Silindile is a Zulu and a natural teacher. Her notes to me are often sprinkled with Zulu words and expressions (with clear explanations) and I’ve kept a list over the years. Today I’m going to give you some examples. Here goes.

Sawubona (hello) othandekayo (beloved) izmngani (friends) wami (my).

Often I think of you as isbhuti (brothers) wami (my) and izdadewethu (little sisters) wami (my).

Unjani (How are you)?

Inhlobo (summer) is passing so I hope you have not isikhathi esilahekile (lost time) when you could be writing an inkondlo (poem) or reading a good incwadi (book) or keeping up with the iphephandaba (newspaper).

Have you gone riding in the imoto (car), in an isikebha (boat), or on an ibhayisekili (bicycle)?

Kade ngakugcina (It’s been a long time) since some of you have commented. Ngihyakukhumbula! (I miss you!)

Ungakhathazeki (Don’t worry) izmngani (friends) wami (my). There is plenty of isikhathi (time) to share your izindaba (news).

Time for me to go. Salakahle (Goodbye) izmngani (friends) othandekayo (beloved). I am happy that my blog is blessed with woza woza (the power to bring you back).
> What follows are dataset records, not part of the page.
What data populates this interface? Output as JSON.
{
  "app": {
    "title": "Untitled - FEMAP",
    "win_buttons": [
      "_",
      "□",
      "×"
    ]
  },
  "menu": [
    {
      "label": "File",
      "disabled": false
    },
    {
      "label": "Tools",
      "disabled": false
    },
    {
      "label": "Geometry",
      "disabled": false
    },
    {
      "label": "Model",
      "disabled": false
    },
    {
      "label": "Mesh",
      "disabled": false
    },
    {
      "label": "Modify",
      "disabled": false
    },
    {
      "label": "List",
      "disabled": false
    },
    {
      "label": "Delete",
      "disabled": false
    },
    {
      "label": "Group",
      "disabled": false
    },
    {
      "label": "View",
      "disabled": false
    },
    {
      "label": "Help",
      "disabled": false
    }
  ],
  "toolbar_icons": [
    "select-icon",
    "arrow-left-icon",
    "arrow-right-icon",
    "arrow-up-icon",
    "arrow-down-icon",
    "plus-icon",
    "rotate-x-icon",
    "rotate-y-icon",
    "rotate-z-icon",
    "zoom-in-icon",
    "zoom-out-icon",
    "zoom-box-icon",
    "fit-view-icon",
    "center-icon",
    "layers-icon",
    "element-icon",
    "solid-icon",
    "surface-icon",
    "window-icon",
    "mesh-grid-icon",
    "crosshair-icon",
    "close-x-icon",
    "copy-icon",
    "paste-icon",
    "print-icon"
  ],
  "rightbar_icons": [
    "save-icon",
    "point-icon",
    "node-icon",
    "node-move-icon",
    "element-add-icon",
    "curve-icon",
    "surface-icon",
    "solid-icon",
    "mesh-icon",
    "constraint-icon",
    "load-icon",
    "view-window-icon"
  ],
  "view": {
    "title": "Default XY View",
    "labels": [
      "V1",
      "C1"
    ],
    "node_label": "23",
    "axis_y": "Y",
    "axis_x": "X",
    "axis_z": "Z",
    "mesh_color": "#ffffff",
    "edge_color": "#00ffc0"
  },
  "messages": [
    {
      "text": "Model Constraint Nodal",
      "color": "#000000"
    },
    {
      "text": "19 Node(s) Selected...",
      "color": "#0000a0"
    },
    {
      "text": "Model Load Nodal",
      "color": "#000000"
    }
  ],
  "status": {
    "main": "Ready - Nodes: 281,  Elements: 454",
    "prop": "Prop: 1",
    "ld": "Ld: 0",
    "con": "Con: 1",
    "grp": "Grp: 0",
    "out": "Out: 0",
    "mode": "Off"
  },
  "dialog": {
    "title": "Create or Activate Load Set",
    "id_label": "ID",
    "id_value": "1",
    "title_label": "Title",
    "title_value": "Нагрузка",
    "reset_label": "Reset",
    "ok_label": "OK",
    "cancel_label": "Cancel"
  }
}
As for you, Silindile, dadewethu (little sister) wami (my), thank you for all the lessons. Thank you for being so courageous. Thank you for being you.

David